Thanks Jook, "0:00:01" is a time value - 1 second - so using `FLOOR` with that value rounds the time down to the previous whole second, hence it will distinguish between `12:34:56.999` and `12:34:57.001`. Equally you could use `CEILING` –  barry houdini Sep 20 '12 at 16:46
.....also you could use a shorter version with INT....edited my answer to that effect –  barry houdini Sep 20 '12 at 16:51
Can I just clarify? Is my suggested formula working for what you need or do you need it to do something different...or are you just trying to understand how it works? Your date/time in B10 is stored as a number, in this case `41162.3726578357` the integer part is the date (count of days since 1/1/1900) and the fractional part is the time. If you use =MOD(B10,1) that extracts just the fractional part, i.e. 0.3726578357, then multiply that by 86400 gives you the seconds in the day (since midnight), i.e. 32197.64 - INT then just rounds that down to 32197. –  barry houdini Sep 20 '12 at 18:38

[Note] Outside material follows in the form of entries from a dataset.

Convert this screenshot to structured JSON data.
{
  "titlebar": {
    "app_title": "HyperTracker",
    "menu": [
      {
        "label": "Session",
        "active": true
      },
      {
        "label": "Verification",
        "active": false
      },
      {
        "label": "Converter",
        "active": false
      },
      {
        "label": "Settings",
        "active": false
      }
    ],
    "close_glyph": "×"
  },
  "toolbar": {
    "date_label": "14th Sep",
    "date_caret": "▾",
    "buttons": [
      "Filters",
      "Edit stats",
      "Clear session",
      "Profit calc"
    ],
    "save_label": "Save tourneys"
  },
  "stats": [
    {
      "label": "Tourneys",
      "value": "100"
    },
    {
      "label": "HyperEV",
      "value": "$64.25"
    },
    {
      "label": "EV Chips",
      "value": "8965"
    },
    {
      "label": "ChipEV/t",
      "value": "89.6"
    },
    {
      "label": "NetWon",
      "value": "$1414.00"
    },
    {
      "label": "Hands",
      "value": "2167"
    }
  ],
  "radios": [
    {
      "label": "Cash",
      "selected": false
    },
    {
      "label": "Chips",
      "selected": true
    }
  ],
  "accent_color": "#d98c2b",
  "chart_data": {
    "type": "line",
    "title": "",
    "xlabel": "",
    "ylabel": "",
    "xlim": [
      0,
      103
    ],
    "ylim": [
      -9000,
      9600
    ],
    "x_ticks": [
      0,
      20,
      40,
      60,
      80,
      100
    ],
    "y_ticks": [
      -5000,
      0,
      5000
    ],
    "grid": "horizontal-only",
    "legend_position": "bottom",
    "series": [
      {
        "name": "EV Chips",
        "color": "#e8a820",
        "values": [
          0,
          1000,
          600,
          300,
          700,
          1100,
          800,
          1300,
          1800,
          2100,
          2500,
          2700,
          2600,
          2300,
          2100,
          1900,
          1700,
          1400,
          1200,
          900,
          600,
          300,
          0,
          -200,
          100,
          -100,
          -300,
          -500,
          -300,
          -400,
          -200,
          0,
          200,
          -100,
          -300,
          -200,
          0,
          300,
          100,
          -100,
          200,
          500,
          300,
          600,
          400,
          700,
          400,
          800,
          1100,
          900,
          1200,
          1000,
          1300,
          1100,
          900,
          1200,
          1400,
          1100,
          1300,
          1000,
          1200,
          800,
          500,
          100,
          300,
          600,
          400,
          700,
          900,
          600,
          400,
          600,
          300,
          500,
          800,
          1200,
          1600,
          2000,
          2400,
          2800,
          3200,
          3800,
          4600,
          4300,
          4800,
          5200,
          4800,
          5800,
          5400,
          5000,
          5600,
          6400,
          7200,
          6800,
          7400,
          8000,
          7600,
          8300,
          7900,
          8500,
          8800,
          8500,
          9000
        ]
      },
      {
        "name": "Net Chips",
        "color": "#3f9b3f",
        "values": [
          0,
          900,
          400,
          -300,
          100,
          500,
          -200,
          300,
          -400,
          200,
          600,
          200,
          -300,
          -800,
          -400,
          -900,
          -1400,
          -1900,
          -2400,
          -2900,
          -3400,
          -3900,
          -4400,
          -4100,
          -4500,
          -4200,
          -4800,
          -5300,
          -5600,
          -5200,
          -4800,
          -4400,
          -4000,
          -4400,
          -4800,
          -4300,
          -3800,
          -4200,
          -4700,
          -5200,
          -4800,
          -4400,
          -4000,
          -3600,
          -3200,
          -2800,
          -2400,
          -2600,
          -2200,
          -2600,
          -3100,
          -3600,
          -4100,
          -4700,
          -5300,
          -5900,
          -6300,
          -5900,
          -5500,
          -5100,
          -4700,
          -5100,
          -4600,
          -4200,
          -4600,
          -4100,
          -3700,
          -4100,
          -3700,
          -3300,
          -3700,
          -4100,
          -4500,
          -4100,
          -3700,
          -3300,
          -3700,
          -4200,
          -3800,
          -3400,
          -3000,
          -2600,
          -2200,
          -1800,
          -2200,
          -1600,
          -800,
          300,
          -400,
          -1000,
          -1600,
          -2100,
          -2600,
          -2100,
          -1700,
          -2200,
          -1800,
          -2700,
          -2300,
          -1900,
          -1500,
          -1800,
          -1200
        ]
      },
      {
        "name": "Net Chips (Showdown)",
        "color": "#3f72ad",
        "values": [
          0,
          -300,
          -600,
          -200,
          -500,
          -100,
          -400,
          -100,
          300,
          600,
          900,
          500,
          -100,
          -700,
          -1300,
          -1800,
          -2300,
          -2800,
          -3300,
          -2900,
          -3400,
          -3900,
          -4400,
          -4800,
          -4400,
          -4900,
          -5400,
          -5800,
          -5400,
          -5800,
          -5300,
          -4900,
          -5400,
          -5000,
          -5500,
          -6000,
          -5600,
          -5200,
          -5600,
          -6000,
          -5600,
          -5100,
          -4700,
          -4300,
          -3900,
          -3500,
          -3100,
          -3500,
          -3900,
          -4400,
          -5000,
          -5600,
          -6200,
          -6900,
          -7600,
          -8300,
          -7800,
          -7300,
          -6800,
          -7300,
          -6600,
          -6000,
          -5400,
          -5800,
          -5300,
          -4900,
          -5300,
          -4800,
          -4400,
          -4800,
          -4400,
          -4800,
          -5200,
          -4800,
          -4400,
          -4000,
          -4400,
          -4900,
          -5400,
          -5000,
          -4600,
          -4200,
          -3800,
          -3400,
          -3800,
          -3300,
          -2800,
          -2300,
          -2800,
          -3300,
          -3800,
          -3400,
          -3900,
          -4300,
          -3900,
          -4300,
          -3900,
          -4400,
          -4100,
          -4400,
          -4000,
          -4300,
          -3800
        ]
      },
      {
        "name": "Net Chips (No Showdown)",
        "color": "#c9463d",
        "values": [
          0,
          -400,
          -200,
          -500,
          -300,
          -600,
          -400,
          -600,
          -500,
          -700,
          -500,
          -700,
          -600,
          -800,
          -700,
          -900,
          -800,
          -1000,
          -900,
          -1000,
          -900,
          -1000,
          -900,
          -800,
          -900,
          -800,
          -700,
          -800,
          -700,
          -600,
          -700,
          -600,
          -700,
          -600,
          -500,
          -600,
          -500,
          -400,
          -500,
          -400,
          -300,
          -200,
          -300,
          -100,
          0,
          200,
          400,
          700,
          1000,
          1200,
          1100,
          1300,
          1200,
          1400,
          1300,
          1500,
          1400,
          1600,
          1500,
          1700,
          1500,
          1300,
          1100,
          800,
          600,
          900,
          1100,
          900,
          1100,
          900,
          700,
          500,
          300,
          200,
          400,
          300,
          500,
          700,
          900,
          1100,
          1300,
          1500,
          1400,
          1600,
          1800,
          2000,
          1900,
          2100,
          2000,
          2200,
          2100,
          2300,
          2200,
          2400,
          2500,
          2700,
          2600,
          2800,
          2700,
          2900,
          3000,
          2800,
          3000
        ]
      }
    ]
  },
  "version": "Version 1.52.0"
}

To extract 57 and 41 from the above, either use this version `=SECOND(\$B2-1/86400/2)` - which deducts half a second from your time value then takes the SECOND value, the deduction counteracts the inherent rounding of SECOND....or use this formula `=INT(MOD(\$B2*86400,60))` - B2*86400 gets the total seconds, MOD gives you the reainder when dividing by 60, effectively removing minutes, INT again to round down –  barry houdini Sep 20 '12 at 22:52